Originally published in 1971, this report presents Dr Jánossy’s attempt to demonstrate that all post-war economic ‘miracles’ lasted only until production levels reached the levels they should have done had there been no war and concludes that economic development is extremely consistent. Jánossy also provides a detailed growth theory which suggests that this consistency is reached purely by the development of mankind and occupational structure rather than research or capital development. This title will be of interest to students of Business and Economics.
Table of Contents

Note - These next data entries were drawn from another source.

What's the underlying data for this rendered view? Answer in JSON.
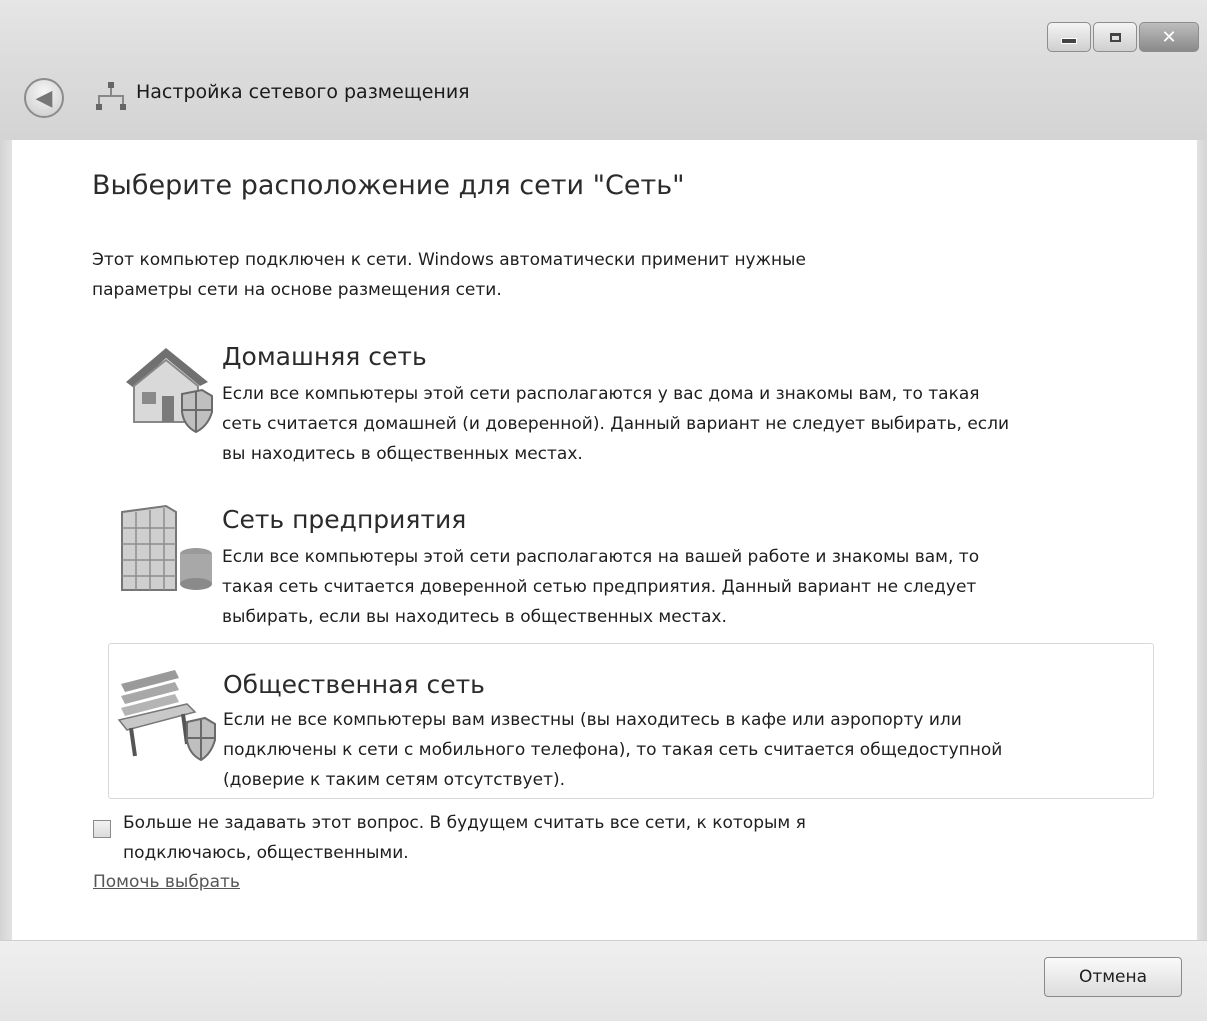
{
  "window": {
    "title": "Настройка сетевого размещения",
    "controls": {
      "minimize_icon": "minimize-icon",
      "maximize_icon": "maximize-icon",
      "close_icon": "close-icon",
      "close_glyph": "✕"
    },
    "back_glyph": "◀"
  },
  "main": {
    "heading": "Выберите расположение для сети \"Сеть\"",
    "intro_line1": "Этот компьютер подключен к сети. Windows автоматически применит нужные",
    "intro_line2": "параметры сети на основе размещения сети.",
    "options": [
      {
        "icon": "home-network-icon",
        "title": "Домашняя сеть",
        "desc_lines": [
          "Если все компьютеры этой сети располагаются у вас дома и знакомы вам, то такая",
          "сеть считается домашней (и доверенной). Данный вариант не следует выбирать, если",
          "вы находитесь в общественных местах."
        ]
      },
      {
        "icon": "work-network-icon",
        "title": "Сеть предприятия",
        "desc_lines": [
          "Если все компьютеры этой сети располагаются на вашей работе и знакомы вам, то",
          "такая сеть считается доверенной сетью предприятия. Данный вариант не следует",
          "выбирать, если вы находитесь в общественных местах."
        ]
      },
      {
        "icon": "public-network-icon",
        "title": "Общественная сеть",
        "desc_lines": [
          "Если не все компьютеры вам известны (вы находитесь в кафе или аэропорту или",
          "подключены к сети с мобильного телефона), то такая сеть считается общедоступной",
          "(доверие к таким сетям отсутствует)."
        ]
      }
    ],
    "checkbox_line1": "Больше не задавать этот вопрос. В будущем считать все сети, к которым я",
    "checkbox_line2": "подключаюсь, общественными.",
    "help_link": "Помочь выбрать"
  },
  "footer": {
    "cancel_label": "Отмена"
  }
}
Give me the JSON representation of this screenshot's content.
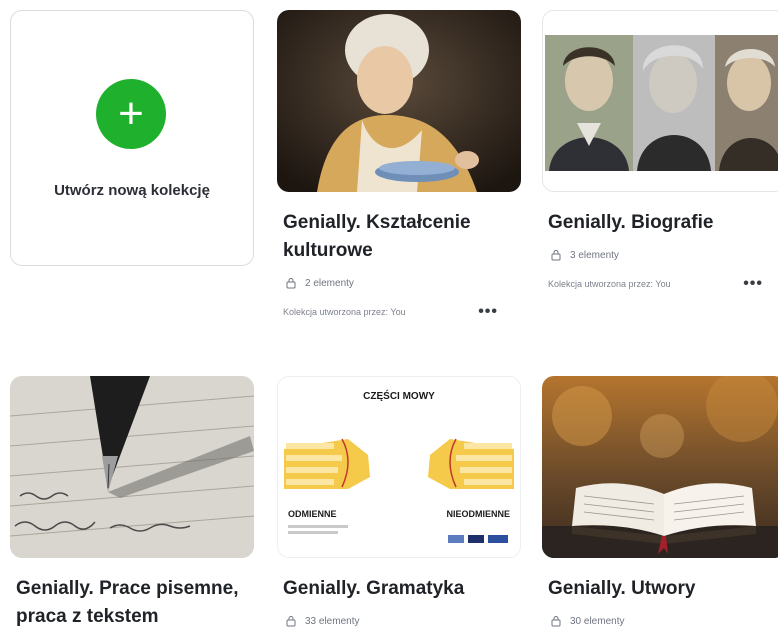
{
  "create": {
    "label": "Utwórz nową kolekcję",
    "icon": "plus-icon"
  },
  "cards": [
    {
      "title_line1": "Genially. Kształcenie",
      "title_line2": "kulturowe",
      "count": "2 elementy",
      "owner": "Kolekcja utworzona przez: You",
      "menu": "•••"
    },
    {
      "title_line1": "Genially. Biografie",
      "count": "3 elementy",
      "owner": "Kolekcja utworzona przez: You",
      "menu": "•••"
    },
    {
      "title_line1": "Genially. Prace pisemne,",
      "title_line2": "praca z tekstem"
    },
    {
      "title_line1": "Genially. Gramatyka",
      "count": "33 elementy"
    },
    {
      "title_line1": "Genially. Utwory",
      "count": "30 elementy"
    }
  ],
  "gramatyka_thumb": {
    "heading": "CZĘŚCI MOWY",
    "left_label": "ODMIENNE",
    "right_label": "NIEODMIENNE"
  },
  "colors": {
    "accent_green": "#1fb12e",
    "hand_yellow": "#f5c94a"
  }
}
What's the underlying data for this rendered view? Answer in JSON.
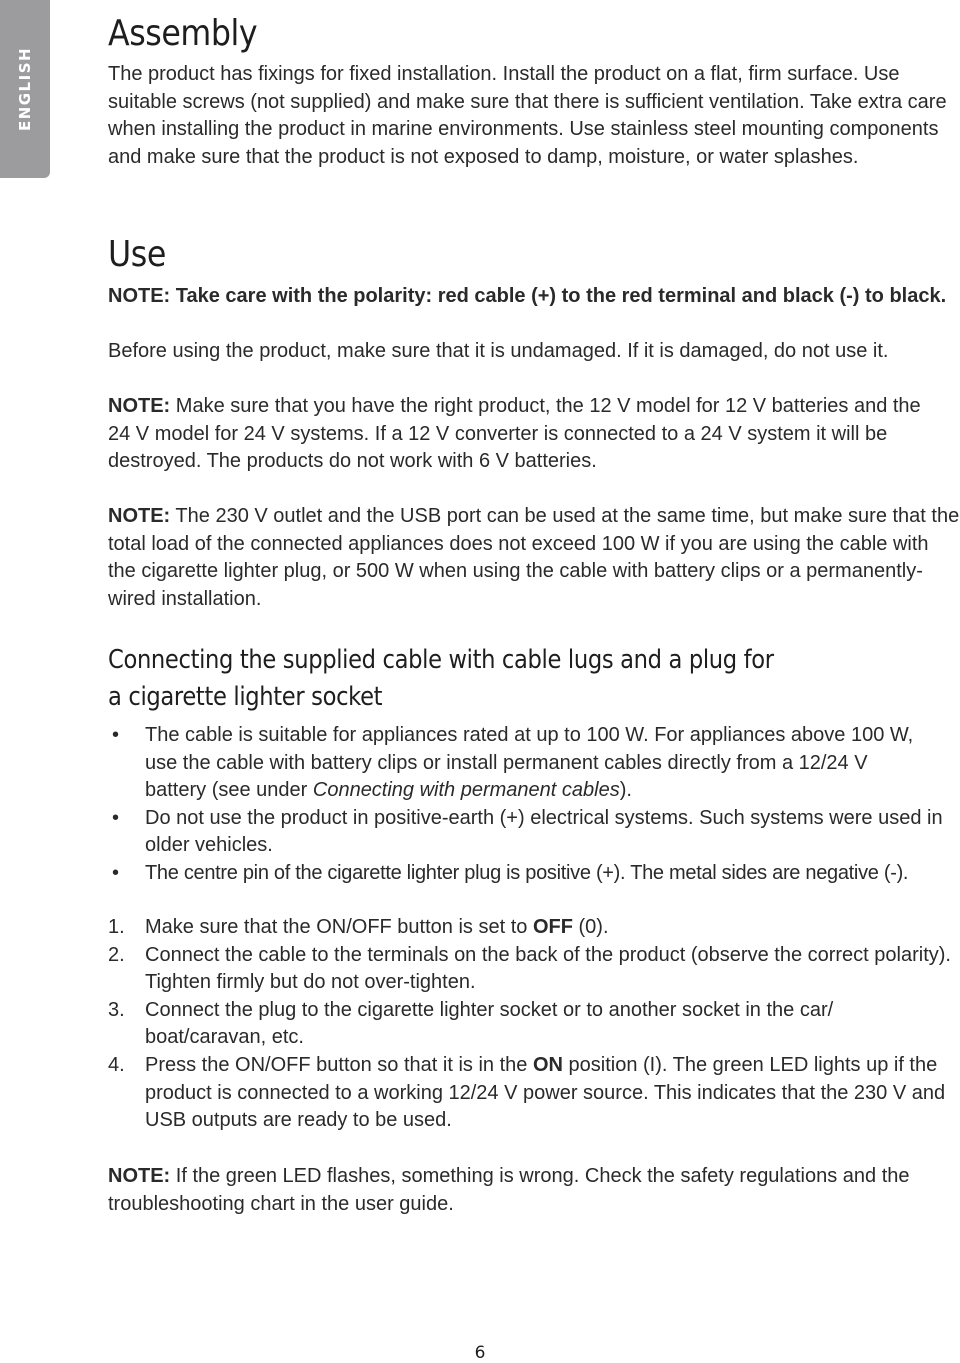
{
  "side_tab": {
    "label": "ENGLISH"
  },
  "sections": {
    "assembly": {
      "heading": "Assembly",
      "body": "The product has fixings for fixed installation. Install the product on a flat, firm surface. Use suitable screws (not supplied) and make sure that there is sufficient ventilation. Take extra care when installing the product in marine environments. Use stainless steel mounting components and make sure that the product is not exposed to damp, moisture, or water splashes."
    },
    "use": {
      "heading": "Use",
      "polarity_note": "NOTE: Take care with the polarity: red cable (+) to the red terminal and black (-) to black.",
      "inspect_text": "Before using the product, make sure that it is undamaged. If it is damaged, do not use it.",
      "note_label": "NOTE:",
      "model_note": "Make sure that you have the right product, the 12 V model for 12 V batteries and the 24 V model for 24 V systems. If a 12 V converter is connected to a 24 V system it will be destroyed. The products do not work with 6 V batteries.",
      "load_note": "The 230 V outlet and the USB port can be used at the same time, but make sure that the total load of the connected appliances does not exceed 100 W if you are using the cable with the cigarette lighter plug, or 500 W when using the cable with battery clips or a permanently-wired installation."
    },
    "connecting": {
      "heading_line1": "Connecting the supplied cable with cable lugs and a plug for",
      "heading_line2": "a cigarette lighter socket",
      "bullets": [
        {
          "before": "The cable is suitable for appliances rated at up to 100 W. For appliances above 100 W, use the cable with battery clips or install permanent cables directly from a 12/24 V battery (see under ",
          "italic": "Connecting with permanent cables",
          "after": ")."
        },
        {
          "before": "Do not use the product in positive-earth (+) electrical systems. Such systems were used in older vehicles.",
          "italic": "",
          "after": ""
        },
        {
          "before": "The centre pin of the cigarette lighter plug is positive (+). The metal sides are negative (-).",
          "italic": "",
          "after": ""
        }
      ],
      "steps": [
        {
          "num": "1.",
          "before": "Make sure that the ON/OFF button is set to ",
          "bold": "OFF",
          "after": " (0)."
        },
        {
          "num": "2.",
          "before": "Connect the cable to the terminals on the back of the product (observe the correct polarity). Tighten firmly but do not over-tighten.",
          "bold": "",
          "after": ""
        },
        {
          "num": "3.",
          "before": "Connect the plug to the cigarette lighter socket or to another socket in the car/ boat/caravan, etc.",
          "bold": "",
          "after": ""
        },
        {
          "num": "4.",
          "before": "Press the ON/OFF button so that it is in the ",
          "bold": "ON",
          "after": " position (I). The green LED lights up if the product is connected to a working 12/24 V power source. This indicates that the 230 V and USB outputs are ready to be used."
        }
      ],
      "led_note": "If the green LED flashes, something is wrong. Check the safety regulations and the troubleshooting chart in the user guide."
    }
  },
  "bullet_char": "•",
  "page_number": "6"
}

Preface; Introduction; Part 1; 1. All Economic Miracles are Reconstruction Periods 2. The End of the Japanese Economic Miracle 3. The Economic Miracle in the Federal Republic of Germany 4. The Economic Development of the Soviet Union, Its Trendline, and Two Reconstruction Periods 5. Deviations from the "Classical" Reconstruction Period 6. Evaluating Indices of Economic Development; Part 2; 7. The Stability of the Trendline as a Point of Departure for Analysis 8. Research and Development 9. The Diffusion of Innovations 10. The Quantity of Embodied Labor 11. Investment in Machinery and Equipment and Increased Productivity 12. Construction Activity and Progress 13. Labor Power and Progress 14. The Tension that Underlies Progress and the Bond that Limits its Tempo; Appendix A. Statistical Sources; Appendix B. Notes for Diagrams